%%
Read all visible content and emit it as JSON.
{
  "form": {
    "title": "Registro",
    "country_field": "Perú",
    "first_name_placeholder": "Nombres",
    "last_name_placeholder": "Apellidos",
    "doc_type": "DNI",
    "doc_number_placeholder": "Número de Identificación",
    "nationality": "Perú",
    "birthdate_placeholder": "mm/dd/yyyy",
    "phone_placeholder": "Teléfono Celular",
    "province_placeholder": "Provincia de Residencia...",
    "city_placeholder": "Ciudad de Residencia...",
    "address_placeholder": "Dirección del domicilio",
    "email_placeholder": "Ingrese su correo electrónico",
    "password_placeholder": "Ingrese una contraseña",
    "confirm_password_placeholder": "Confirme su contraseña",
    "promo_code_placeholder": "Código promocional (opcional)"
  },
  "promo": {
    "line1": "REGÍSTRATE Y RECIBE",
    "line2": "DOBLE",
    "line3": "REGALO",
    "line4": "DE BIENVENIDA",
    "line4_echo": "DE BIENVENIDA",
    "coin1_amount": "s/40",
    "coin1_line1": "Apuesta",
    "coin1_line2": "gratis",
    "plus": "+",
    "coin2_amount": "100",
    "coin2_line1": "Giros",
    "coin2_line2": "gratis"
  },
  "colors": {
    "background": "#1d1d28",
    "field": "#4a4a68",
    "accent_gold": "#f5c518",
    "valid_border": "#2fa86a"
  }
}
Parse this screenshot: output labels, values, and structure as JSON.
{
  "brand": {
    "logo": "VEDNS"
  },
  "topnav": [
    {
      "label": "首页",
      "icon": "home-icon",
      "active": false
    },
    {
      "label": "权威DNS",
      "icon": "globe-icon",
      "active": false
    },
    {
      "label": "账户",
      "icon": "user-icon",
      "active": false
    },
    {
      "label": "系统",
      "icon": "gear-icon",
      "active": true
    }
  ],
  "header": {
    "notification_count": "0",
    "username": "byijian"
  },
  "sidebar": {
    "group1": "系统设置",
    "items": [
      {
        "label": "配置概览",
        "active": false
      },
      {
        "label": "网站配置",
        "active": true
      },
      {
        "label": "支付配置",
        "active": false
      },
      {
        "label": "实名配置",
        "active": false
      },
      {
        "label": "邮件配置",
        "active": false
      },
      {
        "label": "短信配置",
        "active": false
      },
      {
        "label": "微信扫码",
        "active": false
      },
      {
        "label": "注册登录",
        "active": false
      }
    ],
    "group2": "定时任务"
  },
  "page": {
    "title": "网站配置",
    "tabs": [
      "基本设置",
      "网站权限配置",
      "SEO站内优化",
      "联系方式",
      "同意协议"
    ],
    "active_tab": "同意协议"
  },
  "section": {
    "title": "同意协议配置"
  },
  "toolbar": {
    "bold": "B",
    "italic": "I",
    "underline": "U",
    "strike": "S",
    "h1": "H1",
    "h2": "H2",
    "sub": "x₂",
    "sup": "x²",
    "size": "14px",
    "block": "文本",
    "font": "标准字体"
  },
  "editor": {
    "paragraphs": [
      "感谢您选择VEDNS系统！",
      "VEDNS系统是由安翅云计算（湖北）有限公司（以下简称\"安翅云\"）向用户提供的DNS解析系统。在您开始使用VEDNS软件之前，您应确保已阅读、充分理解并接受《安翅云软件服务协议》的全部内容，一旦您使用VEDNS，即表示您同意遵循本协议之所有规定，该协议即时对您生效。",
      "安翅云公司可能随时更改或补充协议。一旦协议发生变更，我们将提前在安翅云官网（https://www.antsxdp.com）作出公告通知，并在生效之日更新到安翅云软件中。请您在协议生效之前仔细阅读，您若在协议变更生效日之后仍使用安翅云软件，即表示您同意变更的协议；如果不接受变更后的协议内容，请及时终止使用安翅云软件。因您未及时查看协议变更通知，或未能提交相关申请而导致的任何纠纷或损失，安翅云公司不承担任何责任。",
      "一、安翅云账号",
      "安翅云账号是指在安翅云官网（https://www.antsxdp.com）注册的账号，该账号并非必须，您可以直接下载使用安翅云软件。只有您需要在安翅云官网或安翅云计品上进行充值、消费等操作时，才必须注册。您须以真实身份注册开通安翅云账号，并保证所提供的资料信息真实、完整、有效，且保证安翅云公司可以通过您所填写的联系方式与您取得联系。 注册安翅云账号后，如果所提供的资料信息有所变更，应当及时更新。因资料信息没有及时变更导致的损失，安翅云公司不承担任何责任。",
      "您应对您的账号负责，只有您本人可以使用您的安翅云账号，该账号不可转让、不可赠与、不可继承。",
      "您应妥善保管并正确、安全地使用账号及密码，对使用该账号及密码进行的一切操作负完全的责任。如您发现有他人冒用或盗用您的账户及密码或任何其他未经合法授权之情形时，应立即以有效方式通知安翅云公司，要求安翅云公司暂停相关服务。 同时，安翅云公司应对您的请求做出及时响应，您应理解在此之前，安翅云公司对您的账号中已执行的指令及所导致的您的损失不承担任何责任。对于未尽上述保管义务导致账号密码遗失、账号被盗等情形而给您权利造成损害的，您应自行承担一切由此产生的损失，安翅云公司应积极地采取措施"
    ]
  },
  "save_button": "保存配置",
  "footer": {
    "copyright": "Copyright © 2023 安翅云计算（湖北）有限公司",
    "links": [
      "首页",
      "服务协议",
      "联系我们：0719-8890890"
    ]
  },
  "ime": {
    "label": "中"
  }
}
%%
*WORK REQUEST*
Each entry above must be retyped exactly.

*EXERCISE SOLUTION*
Read all visible content and emit it as JSON.
{
  "form": {
    "title": "Registro",
    "country_field": "Perú",
    "first_name_placeholder": "Nombres",
    "last_name_placeholder": "Apellidos",
    "doc_type": "DNI",
    "doc_number_placeholder": "Número de Identificación",
    "nationality": "Perú",
    "birthdate_placeholder": "mm/dd/yyyy",
    "phone_placeholder": "Teléfono Celular",
    "province_placeholder": "Provincia de Residencia...",
    "city_placeholder": "Ciudad de Residencia...",
    "address_placeholder": "Dirección del domicilio",
    "email_placeholder": "Ingrese su correo electrónico",
    "password_placeholder": "Ingrese una contraseña",
    "confirm_password_placeholder": "Confirme su contraseña",
    "promo_code_placeholder": "Código promocional (opcional)"
  },
  "promo": {
    "line1": "REGÍSTRATE Y RECIBE",
    "line2": "DOBLE",
    "line3": "REGALO",
    "line4": "DE BIENVENIDA",
    "line4_echo": "DE BIENVENIDA",
    "coin1_amount": "s/40",
    "coin1_line1": "Apuesta",
    "coin1_line2": "gratis",
    "plus": "+",
    "coin2_amount": "100",
    "coin2_line1": "Giros",
    "coin2_line2": "gratis"
  },
  "colors": {
    "background": "#1d1d28",
    "field": "#4a4a68",
    "accent_gold": "#f5c518",
    "valid_border": "#2fa86a"
  }
}
Parse this screenshot: output labels, values, and structure as JSON.
{
  "brand": {
    "logo": "VEDNS"
  },
  "topnav": [
    {
      "label": "首页",
      "icon": "home-icon",
      "active": false
    },
    {
      "label": "权威DNS",
      "icon": "globe-icon",
      "active": false
    },
    {
      "label": "账户",
      "icon": "user-icon",
      "active": false
    },
    {
      "label": "系统",
      "icon": "gear-icon",
      "active": true
    }
  ],
  "header": {
    "notification_count": "0",
    "username": "byijian"
  },
  "sidebar": {
    "group1": "系统设置",
    "items": [
      {
        "label": "配置概览",
        "active": false
      },
      {
        "label": "网站配置",
        "active": true
      },
      {
        "label": "支付配置",
        "active": false
      },
      {
        "label": "实名配置",
        "active": false
      },
      {
        "label": "邮件配置",
        "active": false
      },
      {
        "label": "短信配置",
        "active": false
      },
      {
        "label": "微信扫码",
        "active": false
      },
      {
        "label": "注册登录",
        "active": false
      }
    ],
    "group2": "定时任务"
  },
  "page": {
    "title": "网站配置",
    "tabs": [
      "基本设置",
      "网站权限配置",
      "SEO站内优化",
      "联系方式",
      "同意协议"
    ],
    "active_tab": "同意协议"
  },
  "section": {
    "title": "同意协议配置"
  },
  "toolbar": {
    "bold": "B",
    "italic": "I",
    "underline": "U",
    "strike": "S",
    "h1": "H1",
    "h2": "H2",
    "sub": "x₂",
    "sup": "x²",
    "size": "14px",
    "block": "文本",
    "font": "标准字体"
  },
  "editor": {
    "paragraphs": [
      "感谢您选择VEDNS系统！",
      "VEDNS系统是由安翅云计算（湖北）有限公司（以下简称\"安翅云\"）向用户提供的DNS解析系统。在您开始使用VEDNS软件之前，您应确保已阅读、充分理解并接受《安翅云软件服务协议》的全部内容，一旦您使用VEDNS，即表示您同意遵循本协议之所有规定，该协议即时对您生效。",
      "安翅云公司可能随时更改或补充协议。一旦协议发生变更，我们将提前在安翅云官网（https://www.antsxdp.com）作出公告通知，并在生效之日更新到安翅云软件中。请您在协议生效之前仔细阅读，您若在协议变更生效日之后仍使用安翅云软件，即表示您同意变更的协议；如果不接受变更后的协议内容，请及时终止使用安翅云软件。因您未及时查看协议变更通知，或未能提交相关申请而导致的任何纠纷或损失，安翅云公司不承担任何责任。",
      "一、安翅云账号",
      "安翅云账号是指在安翅云官网（https://www.antsxdp.com）注册的账号，该账号并非必须，您可以直接下载使用安翅云软件。只有您需要在安翅云官网或安翅云计品上进行充值、消费等操作时，才必须注册。您须以真实身份注册开通安翅云账号，并保证所提供的资料信息真实、完整、有效，且保证安翅云公司可以通过您所填写的联系方式与您取得联系。 注册安翅云账号后，如果所提供的资料信息有所变更，应当及时更新。因资料信息没有及时变更导致的损失，安翅云公司不承担任何责任。",
      "您应对您的账号负责，只有您本人可以使用您的安翅云账号，该账号不可转让、不可赠与、不可继承。",
      "您应妥善保管并正确、安全地使用账号及密码，对使用该账号及密码进行的一切操作负完全的责任。如您发现有他人冒用或盗用您的账户及密码或任何其他未经合法授权之情形时，应立即以有效方式通知安翅云公司，要求安翅云公司暂停相关服务。 同时，安翅云公司应对您的请求做出及时响应，您应理解在此之前，安翅云公司对您的账号中已执行的指令及所导致的您的损失不承担任何责任。对于未尽上述保管义务导致账号密码遗失、账号被盗等情形而给您权利造成损害的，您应自行承担一切由此产生的损失，安翅云公司应积极地采取措施"
    ]
  },
  "save_button": "保存配置",
  "footer": {
    "copyright": "Copyright © 2023 安翅云计算（湖北）有限公司",
    "links": [
      "首页",
      "服务协议",
      "联系我们：0719-8890890"
    ]
  },
  "ime": {
    "label": "中"
  }
}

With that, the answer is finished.